(TASK INPUTS begins)

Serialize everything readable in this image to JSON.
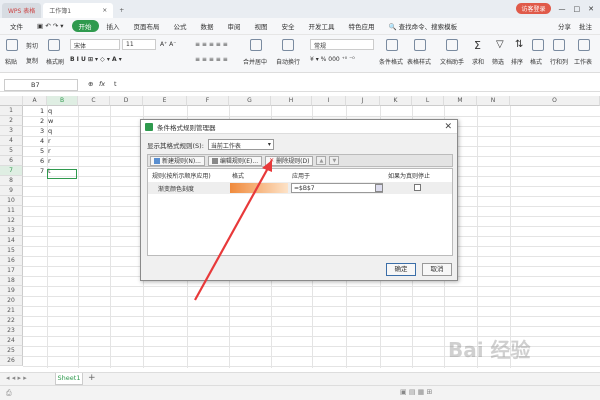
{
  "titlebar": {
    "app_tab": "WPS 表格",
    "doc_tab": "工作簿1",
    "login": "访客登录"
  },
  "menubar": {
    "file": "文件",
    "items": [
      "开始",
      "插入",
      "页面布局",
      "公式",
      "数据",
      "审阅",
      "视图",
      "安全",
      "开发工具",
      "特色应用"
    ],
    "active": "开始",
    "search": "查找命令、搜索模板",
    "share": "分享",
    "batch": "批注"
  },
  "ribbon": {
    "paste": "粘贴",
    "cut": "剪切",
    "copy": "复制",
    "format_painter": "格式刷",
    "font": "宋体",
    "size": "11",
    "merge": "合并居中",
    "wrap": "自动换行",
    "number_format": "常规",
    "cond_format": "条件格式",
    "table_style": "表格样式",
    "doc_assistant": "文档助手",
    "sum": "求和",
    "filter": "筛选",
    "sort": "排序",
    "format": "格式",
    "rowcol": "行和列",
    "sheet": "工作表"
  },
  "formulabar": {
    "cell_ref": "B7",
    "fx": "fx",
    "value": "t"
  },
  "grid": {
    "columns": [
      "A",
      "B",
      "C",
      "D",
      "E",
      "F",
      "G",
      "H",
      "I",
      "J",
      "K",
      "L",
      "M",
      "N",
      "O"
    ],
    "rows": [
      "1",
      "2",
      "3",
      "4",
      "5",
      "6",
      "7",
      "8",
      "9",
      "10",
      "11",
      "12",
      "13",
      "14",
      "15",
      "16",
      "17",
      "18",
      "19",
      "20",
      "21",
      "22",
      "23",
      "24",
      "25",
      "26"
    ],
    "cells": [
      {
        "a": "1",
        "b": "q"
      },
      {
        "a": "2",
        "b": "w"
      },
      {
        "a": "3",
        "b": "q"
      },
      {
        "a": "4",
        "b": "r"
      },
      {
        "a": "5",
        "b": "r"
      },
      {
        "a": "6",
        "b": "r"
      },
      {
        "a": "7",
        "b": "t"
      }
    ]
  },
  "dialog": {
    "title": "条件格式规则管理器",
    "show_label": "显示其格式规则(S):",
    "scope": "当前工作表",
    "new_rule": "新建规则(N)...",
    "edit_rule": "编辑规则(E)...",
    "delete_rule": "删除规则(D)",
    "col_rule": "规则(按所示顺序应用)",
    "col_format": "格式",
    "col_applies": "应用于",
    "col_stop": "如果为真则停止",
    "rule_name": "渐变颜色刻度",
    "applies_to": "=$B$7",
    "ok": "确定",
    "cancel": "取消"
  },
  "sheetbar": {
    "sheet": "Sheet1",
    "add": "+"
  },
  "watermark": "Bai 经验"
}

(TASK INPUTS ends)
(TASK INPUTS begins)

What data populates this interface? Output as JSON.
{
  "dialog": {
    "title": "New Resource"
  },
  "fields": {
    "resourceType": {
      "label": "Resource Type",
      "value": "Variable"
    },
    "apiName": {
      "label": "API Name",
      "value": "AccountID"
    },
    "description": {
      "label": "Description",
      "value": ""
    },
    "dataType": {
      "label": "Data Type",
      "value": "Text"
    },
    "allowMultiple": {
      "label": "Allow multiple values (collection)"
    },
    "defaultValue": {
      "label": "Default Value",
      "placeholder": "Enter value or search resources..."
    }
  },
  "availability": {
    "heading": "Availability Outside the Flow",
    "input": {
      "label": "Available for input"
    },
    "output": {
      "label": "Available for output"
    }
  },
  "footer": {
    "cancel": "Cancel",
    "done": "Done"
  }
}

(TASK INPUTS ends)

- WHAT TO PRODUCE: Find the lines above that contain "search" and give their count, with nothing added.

- WRITTEN ANSWER: 2